Main topics:

  • modelling, simulation and optimization of complex chemical energy conversion networks;
  • detailed analysis of reaction and transport phenomena in water electrolysis processes;
  • multiscale analysis of catalytic conversion processes; and
  • dynamic storage and reuse of heat released during chemical energy conversion.

Principal investigators:

Cluster C: From natural products to active pharmaceutical ingredients

In the last years, remarkable progress has been achieved worldwide in designing, optimizing and implementing selective separation processes capable to isolate and purify value added products present in complex mixtures. Relevant methods, which have been in investigated in Magdeburg, are chromatography and crystallization. These methods were more recently also applied to purify extracts obtained from natural products. As an example, various extracts of Artemisua annua containing artemisinin, an efficient anti-malaria drug, are studied in the IMPRS. Frequently, due to the exploitation of less suitable solvents and the low degree of predicting the outcome of the extraction processes, there are still large losses in this important initial stage of providing valuable target molecules.

In order to develop improved approaches for the whole process chain of isolating valuable target molecules from natural products, main topics are:

  • rational solvent selection,
  • solid-liquid counter-current extraction processes,
  • analyzing options for combining continuously carried out extraction and separation processes,
  • considering to exploit waste components, and
  • optimization of the whole process chain.

Principal investigators:

Cluster D: Methods and tools

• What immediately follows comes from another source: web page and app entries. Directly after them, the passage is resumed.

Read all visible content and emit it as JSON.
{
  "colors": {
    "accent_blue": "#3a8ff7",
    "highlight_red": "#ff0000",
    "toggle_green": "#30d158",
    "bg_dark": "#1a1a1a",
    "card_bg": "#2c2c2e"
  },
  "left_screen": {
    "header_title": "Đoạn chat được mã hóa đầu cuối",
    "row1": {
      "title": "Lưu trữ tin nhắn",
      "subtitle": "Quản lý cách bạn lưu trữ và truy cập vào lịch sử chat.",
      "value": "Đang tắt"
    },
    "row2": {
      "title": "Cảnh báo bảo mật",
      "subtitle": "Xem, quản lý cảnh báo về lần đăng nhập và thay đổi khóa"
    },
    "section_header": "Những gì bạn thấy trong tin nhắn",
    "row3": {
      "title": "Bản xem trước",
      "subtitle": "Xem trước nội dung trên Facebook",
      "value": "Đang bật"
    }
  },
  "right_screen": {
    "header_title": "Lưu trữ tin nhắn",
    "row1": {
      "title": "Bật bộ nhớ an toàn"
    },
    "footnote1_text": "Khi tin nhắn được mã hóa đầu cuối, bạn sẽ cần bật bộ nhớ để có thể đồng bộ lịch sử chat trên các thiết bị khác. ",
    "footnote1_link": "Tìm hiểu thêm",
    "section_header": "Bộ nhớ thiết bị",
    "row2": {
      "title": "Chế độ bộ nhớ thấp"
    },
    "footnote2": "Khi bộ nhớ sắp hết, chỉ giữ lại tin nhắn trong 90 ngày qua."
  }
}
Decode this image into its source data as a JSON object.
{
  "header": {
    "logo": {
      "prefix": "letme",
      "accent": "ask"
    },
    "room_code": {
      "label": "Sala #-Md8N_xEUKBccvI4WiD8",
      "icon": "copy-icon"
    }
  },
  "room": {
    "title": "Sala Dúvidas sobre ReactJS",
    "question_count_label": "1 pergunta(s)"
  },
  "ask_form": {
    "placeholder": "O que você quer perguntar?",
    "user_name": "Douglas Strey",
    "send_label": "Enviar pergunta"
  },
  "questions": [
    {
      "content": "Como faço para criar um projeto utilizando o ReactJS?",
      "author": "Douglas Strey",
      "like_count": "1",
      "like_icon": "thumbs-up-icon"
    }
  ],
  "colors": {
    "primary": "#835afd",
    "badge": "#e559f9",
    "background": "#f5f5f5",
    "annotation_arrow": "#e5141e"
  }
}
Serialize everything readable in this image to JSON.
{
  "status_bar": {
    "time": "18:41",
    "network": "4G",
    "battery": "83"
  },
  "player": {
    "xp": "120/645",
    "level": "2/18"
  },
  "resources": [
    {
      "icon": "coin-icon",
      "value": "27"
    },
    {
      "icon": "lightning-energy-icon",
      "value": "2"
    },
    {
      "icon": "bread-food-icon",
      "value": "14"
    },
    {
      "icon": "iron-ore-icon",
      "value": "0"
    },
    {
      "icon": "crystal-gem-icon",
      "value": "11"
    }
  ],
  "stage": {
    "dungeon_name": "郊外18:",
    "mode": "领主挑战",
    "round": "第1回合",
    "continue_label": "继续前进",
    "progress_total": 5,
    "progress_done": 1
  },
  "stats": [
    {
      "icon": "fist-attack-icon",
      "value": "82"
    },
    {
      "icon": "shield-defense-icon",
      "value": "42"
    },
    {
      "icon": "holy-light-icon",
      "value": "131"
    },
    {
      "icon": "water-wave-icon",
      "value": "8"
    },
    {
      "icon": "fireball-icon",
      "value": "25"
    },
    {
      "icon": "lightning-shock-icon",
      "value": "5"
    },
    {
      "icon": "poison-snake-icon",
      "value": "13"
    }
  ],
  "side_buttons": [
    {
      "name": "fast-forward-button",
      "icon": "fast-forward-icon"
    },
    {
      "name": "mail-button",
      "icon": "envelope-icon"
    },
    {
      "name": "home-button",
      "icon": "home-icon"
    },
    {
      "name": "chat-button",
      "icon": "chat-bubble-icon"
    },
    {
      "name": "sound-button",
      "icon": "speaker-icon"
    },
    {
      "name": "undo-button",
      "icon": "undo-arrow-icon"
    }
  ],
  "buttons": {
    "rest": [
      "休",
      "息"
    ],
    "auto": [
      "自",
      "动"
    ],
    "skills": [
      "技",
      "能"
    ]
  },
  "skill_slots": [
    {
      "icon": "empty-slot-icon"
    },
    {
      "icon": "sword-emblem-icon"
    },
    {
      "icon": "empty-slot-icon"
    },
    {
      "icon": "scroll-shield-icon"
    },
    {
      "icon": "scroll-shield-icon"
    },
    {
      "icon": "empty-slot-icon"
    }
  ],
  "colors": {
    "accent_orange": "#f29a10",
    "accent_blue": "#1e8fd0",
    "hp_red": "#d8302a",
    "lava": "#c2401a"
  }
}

The last decade has seen an immense emergence of several new aspects in the computational sciences and engineering. This includes in particular the stochastic modeling of uncertainties in physical, chemical, biological processes and engineering problems, the related quantification of uncertainties (UQ), as well as the coupling of data and models in order to achieve better predictive capacities than possible with models that are solely derived from first principles or phenomenologically. This leads to a number of challenging computational tasks, in particular if the model description is obtained via partial differential equations. Many of these challenges relate in one way or the other to Bellman’s curse of dimensionality, so that the pure advance in computing power will not suffice to apply these modeling principles to next generation engineering processes.  New algorithmic developments are required here, that deal with the multi-dimensionality of problems obtained after discretizing the uncertain parameters etc. Concepts able to cope with this need to exploit intrinsic structures, for which both, mathematical and engineering insight, are required. We develop such novel, efficient algorithms that are able to master the challenges for the numerical modeling and simulation of the processes investigated in areas A)-C).

Main topics:

  • low-rank (matrix and tensor) techniques for (Bayesian) statistical inversion of nonlinear problems,
  • algorithms for decision-making under uncertainty,
  • deriving optimal and feedback controllers for chemical and biological processes under uncertainty,
  • identification of nonlinear models from data,
  • co-simulation of models consisting of partial differential equations and partial models identified from data.

Principal investigators:

Research groups in advanced research phases (no new students accepted)

Former research groups of the IMPRS

Go to Editor View